§ REQUIRED ACTION
Return the lines below that contain the word "subtitle".

================================

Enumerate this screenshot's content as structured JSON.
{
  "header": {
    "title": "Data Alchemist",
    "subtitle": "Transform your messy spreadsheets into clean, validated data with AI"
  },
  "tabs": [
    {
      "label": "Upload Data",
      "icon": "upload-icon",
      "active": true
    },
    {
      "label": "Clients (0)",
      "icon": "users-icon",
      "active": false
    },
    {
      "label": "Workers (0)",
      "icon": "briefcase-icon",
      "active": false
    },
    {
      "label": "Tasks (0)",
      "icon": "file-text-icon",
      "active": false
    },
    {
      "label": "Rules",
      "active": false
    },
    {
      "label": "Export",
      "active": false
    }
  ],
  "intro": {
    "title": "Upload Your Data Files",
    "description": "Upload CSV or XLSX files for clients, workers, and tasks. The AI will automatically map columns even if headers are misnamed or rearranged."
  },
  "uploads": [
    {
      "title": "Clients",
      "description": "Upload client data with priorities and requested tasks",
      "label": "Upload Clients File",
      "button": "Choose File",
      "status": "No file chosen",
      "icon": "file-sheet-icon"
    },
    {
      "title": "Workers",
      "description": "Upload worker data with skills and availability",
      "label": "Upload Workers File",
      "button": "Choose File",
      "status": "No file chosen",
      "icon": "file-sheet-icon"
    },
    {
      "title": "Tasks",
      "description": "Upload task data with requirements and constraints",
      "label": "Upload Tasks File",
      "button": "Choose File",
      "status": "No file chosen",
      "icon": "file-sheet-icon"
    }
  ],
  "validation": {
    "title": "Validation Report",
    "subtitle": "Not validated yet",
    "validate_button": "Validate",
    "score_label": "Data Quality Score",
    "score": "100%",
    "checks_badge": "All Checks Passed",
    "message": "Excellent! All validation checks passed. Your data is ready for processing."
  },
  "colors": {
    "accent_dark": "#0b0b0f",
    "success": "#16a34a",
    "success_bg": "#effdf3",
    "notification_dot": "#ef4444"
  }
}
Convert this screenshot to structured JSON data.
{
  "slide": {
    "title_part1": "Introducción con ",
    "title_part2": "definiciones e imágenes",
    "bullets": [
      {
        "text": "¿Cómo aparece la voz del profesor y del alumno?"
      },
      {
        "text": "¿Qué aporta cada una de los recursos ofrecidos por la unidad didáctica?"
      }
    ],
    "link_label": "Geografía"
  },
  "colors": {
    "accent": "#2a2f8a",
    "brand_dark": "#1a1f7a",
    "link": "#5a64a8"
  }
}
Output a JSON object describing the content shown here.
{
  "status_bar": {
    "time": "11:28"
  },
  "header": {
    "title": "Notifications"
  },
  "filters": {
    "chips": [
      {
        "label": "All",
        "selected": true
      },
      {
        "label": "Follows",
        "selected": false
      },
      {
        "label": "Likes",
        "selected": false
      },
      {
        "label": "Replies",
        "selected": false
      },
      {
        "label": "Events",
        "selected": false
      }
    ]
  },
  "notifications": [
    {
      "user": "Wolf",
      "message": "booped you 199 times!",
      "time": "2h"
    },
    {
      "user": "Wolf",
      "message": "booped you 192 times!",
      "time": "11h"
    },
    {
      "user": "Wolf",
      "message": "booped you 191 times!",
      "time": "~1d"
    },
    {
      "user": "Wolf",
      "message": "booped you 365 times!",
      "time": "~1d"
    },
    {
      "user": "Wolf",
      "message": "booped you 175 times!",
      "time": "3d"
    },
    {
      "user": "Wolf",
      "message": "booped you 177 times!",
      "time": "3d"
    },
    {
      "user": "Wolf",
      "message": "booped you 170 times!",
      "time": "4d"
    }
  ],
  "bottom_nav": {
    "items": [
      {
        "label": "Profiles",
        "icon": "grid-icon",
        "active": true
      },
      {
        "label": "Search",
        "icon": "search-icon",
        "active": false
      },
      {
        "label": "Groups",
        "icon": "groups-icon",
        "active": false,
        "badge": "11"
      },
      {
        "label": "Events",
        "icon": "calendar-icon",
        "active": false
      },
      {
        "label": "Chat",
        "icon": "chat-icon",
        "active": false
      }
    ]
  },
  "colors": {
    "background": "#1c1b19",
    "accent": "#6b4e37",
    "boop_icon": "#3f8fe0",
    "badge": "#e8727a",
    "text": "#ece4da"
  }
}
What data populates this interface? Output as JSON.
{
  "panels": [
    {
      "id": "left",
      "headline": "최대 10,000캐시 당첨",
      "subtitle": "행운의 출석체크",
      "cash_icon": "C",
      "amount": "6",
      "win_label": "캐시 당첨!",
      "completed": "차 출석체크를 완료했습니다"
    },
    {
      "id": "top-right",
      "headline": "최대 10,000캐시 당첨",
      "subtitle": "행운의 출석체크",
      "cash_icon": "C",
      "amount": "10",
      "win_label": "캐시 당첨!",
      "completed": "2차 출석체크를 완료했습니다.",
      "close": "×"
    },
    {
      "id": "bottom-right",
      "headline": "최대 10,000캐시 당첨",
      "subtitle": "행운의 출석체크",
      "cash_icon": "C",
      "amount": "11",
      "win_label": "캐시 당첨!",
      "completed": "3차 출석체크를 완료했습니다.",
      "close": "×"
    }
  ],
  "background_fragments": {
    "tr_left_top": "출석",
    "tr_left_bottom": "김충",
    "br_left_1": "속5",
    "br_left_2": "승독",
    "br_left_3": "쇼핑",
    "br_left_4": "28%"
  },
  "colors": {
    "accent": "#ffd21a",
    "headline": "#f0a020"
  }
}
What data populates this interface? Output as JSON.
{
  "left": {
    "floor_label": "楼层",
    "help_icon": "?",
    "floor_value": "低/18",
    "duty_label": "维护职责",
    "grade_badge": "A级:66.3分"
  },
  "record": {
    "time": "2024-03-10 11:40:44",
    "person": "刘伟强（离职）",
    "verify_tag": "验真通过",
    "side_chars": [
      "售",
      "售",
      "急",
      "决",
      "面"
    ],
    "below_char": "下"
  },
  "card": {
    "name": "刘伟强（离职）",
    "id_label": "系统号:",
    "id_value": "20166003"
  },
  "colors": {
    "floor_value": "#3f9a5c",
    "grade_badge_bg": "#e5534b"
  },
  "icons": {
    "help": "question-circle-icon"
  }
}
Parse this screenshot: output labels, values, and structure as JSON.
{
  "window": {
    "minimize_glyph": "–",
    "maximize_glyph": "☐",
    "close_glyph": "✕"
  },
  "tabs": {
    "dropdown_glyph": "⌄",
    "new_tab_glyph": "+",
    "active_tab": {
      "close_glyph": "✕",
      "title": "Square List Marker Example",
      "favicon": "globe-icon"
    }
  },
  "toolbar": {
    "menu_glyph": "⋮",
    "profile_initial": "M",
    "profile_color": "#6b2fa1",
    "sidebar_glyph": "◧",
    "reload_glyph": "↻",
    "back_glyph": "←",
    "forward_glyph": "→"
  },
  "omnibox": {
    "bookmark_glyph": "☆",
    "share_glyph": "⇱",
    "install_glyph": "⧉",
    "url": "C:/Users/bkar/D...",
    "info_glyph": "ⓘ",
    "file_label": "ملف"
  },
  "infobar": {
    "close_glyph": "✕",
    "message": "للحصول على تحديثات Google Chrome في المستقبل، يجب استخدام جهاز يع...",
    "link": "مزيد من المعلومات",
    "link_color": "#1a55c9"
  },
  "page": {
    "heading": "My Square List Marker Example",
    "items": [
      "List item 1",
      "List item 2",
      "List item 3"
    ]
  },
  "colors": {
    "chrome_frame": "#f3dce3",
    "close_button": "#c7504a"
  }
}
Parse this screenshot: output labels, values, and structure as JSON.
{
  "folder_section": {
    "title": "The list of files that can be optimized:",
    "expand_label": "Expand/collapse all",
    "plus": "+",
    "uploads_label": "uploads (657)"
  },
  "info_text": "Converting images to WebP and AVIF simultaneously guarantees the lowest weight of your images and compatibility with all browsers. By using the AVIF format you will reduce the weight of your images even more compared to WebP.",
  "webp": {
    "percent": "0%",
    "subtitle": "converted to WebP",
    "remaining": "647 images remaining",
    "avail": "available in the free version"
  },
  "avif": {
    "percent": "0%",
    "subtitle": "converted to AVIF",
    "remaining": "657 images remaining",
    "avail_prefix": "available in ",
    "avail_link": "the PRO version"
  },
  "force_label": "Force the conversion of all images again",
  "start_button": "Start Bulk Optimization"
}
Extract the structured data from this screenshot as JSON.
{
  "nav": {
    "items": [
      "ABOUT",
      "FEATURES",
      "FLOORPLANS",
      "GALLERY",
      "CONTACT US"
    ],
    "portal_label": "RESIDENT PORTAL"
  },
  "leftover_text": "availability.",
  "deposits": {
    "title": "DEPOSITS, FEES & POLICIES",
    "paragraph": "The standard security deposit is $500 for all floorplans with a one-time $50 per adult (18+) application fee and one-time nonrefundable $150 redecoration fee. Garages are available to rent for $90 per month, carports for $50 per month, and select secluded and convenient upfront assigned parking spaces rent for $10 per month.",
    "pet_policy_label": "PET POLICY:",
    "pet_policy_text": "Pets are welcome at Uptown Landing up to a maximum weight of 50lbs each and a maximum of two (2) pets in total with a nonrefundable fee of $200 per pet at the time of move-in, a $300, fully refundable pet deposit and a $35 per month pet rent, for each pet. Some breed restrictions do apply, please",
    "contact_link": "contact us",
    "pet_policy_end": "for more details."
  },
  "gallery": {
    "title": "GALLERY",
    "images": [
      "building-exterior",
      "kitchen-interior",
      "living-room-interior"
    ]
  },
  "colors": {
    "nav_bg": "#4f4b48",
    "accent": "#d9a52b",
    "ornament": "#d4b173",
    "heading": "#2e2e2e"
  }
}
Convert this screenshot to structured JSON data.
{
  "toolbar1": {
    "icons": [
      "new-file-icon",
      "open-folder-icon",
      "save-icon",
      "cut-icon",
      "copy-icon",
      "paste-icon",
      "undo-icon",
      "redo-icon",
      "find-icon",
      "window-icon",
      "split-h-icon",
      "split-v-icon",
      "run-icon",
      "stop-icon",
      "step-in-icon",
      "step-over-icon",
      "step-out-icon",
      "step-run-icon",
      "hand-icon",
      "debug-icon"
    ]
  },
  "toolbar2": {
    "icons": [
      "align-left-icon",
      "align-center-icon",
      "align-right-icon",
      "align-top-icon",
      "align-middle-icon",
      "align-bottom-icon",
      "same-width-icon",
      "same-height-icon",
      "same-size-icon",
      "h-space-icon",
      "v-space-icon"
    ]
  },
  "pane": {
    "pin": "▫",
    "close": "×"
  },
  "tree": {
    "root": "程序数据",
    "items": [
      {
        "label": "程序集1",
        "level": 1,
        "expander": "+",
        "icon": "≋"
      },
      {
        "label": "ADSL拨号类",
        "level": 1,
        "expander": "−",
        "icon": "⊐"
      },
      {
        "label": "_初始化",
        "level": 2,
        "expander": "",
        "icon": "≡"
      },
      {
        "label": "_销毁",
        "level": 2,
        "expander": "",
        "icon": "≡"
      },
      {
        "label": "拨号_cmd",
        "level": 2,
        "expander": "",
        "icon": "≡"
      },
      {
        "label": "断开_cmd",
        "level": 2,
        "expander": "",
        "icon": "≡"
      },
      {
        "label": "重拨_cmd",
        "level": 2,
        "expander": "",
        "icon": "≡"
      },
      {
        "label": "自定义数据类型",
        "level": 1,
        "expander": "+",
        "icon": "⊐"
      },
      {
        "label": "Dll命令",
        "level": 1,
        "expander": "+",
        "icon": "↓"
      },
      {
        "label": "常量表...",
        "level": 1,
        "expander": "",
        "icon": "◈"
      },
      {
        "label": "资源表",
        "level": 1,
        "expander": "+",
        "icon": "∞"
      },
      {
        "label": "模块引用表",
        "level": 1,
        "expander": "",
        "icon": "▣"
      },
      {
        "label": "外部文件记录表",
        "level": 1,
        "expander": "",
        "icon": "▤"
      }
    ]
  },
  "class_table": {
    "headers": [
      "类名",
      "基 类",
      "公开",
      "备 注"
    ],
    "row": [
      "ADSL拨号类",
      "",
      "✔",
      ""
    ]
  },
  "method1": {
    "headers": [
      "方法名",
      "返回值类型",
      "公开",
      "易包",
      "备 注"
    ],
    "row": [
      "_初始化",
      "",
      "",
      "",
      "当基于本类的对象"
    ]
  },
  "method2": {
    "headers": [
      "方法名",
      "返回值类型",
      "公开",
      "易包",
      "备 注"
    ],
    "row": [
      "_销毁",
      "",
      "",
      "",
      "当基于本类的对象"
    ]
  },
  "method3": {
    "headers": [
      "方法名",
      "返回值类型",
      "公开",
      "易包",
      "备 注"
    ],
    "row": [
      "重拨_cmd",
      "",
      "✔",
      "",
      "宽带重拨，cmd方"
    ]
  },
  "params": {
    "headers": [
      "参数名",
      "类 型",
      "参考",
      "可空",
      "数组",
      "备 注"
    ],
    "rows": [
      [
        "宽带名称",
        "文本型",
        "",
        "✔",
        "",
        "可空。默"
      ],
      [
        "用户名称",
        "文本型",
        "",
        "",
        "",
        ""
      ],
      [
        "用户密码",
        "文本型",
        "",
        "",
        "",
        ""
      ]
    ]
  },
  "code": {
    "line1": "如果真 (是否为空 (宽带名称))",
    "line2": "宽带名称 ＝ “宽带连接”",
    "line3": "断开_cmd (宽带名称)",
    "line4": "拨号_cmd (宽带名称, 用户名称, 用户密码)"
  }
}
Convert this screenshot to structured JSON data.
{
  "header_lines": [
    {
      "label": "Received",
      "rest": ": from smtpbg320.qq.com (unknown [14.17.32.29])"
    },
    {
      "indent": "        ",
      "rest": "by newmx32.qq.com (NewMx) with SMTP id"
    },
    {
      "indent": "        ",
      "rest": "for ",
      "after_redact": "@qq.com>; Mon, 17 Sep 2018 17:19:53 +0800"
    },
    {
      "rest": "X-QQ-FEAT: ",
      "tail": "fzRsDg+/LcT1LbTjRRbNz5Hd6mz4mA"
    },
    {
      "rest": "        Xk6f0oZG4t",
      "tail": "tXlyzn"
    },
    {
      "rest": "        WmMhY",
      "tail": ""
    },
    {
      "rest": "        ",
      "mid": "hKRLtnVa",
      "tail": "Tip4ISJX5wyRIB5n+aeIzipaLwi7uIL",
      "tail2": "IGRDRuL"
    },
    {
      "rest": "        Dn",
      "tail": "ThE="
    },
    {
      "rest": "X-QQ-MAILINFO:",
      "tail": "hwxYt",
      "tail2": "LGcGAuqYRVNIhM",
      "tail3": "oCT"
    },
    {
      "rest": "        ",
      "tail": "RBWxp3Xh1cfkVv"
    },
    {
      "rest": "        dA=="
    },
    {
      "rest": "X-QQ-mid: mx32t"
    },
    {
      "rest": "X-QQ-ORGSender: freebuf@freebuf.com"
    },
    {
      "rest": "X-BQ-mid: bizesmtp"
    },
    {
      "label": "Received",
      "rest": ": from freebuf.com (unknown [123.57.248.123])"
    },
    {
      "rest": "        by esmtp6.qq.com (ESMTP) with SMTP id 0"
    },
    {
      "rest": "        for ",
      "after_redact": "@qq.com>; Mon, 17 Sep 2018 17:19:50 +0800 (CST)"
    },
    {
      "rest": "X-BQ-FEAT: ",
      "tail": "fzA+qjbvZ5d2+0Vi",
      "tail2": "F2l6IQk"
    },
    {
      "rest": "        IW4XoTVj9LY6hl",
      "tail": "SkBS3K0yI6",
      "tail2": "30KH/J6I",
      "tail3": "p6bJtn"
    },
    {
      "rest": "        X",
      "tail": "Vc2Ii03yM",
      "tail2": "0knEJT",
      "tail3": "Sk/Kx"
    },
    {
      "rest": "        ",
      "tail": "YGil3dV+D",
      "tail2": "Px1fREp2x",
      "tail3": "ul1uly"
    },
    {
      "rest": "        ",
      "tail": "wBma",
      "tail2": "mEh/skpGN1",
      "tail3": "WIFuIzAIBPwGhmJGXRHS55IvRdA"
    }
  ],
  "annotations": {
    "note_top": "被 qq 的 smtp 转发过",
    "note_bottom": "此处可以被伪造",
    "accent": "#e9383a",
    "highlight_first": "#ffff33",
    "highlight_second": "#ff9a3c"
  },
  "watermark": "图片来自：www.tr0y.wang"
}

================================

§ RESPONSE AREA
    "subtitle": "Transform your messy spreadsheets into clean, validated data with AI"
    "subtitle": "Not validated yet",
      "subtitle": "행운의 출석체크",
      "subtitle": "행운의 출석체크",
      "subtitle": "행운의 출석체크",
    "subtitle": "converted to WebP",
    "subtitle": "converted to AVIF",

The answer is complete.